Ohio forced to weather storm
Gov. Ted Strickland’s announcement earlier this week that another round of cuts to the budget is necessary goes to show what many economists have known for some time, which is the poor economic conditions for several years are catching up to the state.
Strickland ordered $540 million in cuts and adjustments because of revenue shortfalls. That move comes on the heels of $733 million in cuts that come in January. The total is more than $1.2 billion in cuts from the two-year $52 billion budget that runs through July of next year.
It is encouraging to see Strickland did not touch his expansion of children’s health care and the tuition freeze for students at Ohio’s state universities.

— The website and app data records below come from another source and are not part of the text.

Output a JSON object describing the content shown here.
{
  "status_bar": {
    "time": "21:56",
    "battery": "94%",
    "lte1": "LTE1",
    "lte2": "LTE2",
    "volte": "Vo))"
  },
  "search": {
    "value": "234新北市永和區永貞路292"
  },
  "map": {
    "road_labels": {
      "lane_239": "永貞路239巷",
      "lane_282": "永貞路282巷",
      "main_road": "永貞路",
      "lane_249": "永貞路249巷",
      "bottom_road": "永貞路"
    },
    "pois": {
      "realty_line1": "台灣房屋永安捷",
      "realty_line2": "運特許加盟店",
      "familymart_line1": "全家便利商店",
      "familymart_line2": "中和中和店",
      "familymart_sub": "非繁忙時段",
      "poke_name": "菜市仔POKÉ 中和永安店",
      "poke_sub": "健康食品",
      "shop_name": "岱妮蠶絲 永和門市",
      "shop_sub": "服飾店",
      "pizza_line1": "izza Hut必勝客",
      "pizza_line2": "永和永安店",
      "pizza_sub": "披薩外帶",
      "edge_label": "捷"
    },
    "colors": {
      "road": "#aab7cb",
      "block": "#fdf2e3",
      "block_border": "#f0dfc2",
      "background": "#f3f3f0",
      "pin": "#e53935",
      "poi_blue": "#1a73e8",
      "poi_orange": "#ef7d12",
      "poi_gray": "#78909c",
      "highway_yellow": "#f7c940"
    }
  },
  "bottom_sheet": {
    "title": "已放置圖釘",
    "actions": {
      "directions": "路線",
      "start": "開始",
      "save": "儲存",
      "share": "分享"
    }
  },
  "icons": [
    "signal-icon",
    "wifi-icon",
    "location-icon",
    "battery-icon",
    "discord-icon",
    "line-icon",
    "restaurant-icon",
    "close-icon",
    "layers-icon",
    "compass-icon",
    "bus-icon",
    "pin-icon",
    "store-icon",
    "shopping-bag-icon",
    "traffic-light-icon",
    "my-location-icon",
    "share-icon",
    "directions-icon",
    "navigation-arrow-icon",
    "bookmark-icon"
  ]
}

“We are making tough decisions but we are doing that while also protecting the core priorities such as investing in education, providing health care to our children and supporting tax reform that I believe will help revitalize our economy in the long run.”
The governor wants the cuts to come from three primary sources:

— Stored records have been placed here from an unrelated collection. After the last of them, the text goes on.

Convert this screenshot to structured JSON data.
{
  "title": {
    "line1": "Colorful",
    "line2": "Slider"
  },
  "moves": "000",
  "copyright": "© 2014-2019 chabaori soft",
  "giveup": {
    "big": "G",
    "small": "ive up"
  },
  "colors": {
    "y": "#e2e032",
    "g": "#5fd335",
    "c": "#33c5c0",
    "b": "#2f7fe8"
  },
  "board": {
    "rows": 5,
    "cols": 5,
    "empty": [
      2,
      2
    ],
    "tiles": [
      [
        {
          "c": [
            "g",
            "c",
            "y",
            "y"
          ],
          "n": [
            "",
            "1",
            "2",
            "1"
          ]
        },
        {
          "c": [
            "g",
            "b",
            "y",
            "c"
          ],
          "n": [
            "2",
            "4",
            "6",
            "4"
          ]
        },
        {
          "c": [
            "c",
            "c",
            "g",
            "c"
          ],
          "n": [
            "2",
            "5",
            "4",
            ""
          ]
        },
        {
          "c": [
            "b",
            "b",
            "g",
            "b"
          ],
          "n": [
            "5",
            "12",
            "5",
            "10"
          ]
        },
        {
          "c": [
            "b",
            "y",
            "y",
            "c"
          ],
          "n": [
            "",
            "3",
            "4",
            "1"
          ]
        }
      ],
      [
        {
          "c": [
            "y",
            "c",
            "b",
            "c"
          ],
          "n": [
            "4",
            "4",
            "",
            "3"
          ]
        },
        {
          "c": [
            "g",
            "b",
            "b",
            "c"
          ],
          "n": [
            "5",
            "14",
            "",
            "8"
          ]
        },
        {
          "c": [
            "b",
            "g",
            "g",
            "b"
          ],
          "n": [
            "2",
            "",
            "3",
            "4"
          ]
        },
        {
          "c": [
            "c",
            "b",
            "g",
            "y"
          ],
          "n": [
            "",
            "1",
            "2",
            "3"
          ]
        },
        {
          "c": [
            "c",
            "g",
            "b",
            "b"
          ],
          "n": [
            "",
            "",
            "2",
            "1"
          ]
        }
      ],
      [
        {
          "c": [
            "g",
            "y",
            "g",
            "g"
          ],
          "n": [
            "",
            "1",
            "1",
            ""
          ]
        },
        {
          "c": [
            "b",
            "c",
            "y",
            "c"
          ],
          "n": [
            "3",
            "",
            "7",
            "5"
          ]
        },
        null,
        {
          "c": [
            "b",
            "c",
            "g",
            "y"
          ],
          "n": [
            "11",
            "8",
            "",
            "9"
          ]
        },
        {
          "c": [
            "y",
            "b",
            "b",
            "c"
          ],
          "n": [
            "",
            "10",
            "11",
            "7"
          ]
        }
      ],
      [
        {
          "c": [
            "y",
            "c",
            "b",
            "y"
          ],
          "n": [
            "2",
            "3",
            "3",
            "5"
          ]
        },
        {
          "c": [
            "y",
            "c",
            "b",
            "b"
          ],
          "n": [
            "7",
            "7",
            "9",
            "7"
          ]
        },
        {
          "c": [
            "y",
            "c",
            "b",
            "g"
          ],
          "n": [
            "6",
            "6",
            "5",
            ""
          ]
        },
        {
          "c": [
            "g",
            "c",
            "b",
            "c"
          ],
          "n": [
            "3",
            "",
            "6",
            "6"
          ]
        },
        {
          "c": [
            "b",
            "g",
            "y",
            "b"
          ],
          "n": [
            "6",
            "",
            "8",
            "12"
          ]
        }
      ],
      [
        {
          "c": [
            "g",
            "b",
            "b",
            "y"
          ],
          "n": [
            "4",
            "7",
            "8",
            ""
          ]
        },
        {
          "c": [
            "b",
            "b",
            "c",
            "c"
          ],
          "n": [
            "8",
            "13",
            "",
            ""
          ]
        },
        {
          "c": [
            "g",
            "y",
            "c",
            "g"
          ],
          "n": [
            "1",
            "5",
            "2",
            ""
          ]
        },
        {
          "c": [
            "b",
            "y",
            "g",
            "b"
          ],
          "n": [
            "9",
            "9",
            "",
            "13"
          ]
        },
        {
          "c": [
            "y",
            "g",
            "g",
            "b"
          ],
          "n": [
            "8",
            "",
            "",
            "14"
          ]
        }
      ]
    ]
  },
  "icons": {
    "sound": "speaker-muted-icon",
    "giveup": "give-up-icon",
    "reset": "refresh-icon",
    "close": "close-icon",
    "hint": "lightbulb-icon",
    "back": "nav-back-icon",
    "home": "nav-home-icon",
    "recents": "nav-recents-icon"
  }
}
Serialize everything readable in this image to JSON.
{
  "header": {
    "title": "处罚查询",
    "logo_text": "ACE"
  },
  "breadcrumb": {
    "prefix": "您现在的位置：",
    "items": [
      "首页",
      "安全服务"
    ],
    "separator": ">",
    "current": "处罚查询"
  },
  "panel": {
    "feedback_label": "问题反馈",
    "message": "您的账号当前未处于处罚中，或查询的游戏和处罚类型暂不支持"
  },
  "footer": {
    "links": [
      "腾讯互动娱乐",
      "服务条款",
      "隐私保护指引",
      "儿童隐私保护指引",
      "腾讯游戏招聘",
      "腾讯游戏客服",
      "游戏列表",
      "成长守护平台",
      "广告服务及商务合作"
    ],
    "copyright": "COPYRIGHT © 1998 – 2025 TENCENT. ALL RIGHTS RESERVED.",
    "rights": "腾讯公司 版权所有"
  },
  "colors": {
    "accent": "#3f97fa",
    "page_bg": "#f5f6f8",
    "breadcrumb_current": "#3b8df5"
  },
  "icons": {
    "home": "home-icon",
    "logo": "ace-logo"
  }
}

4He wants state agencies to cut 4.75 percent of their budgets.
4He wants to use interest earned from the state’s tobacco settlement funds.

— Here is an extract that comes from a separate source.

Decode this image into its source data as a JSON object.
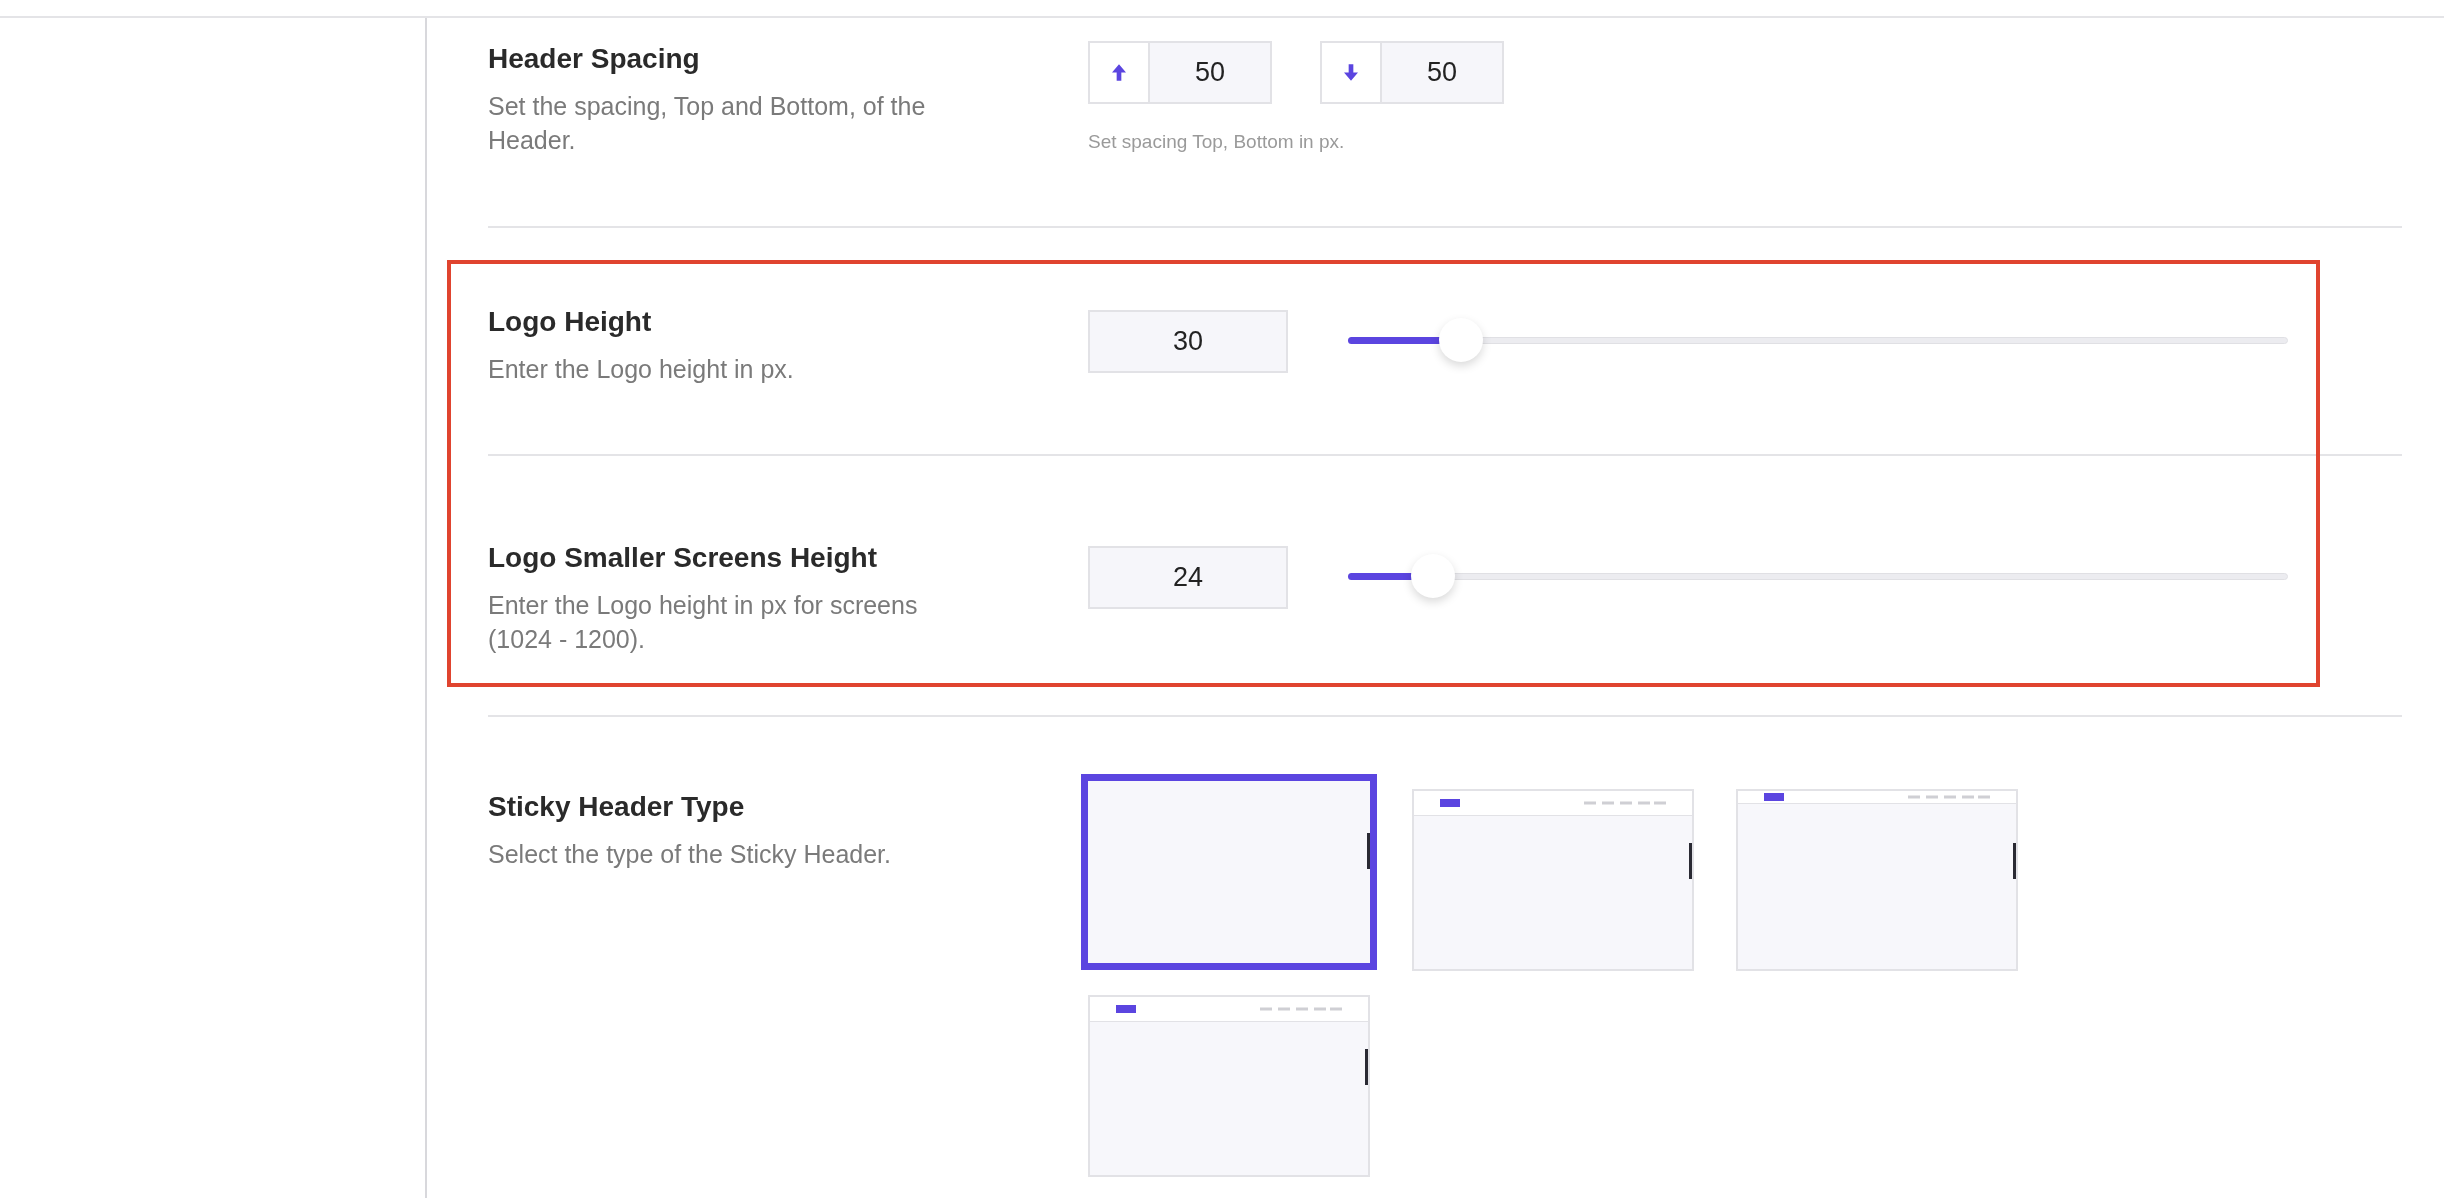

4He wants to dip into the state’s rainy day fund for Medicaid funding.
The governor was quick to point out he did not want to tap too heavily into the $750 million remaining in the rainy day fund, and that is wise considering there are indications the state’s financial condition could worsen.
With the state’s economy heavily reliant on the housing market, the hope is the federal government’s seizure of mortgage giants Fannie Mae and Freddie Mac will bring some stability back to that area of the economy.
And despite the fact no state is escaping the financial troubles, it’s good to see Ohio’s priorities have not changed despite having to weather the storm.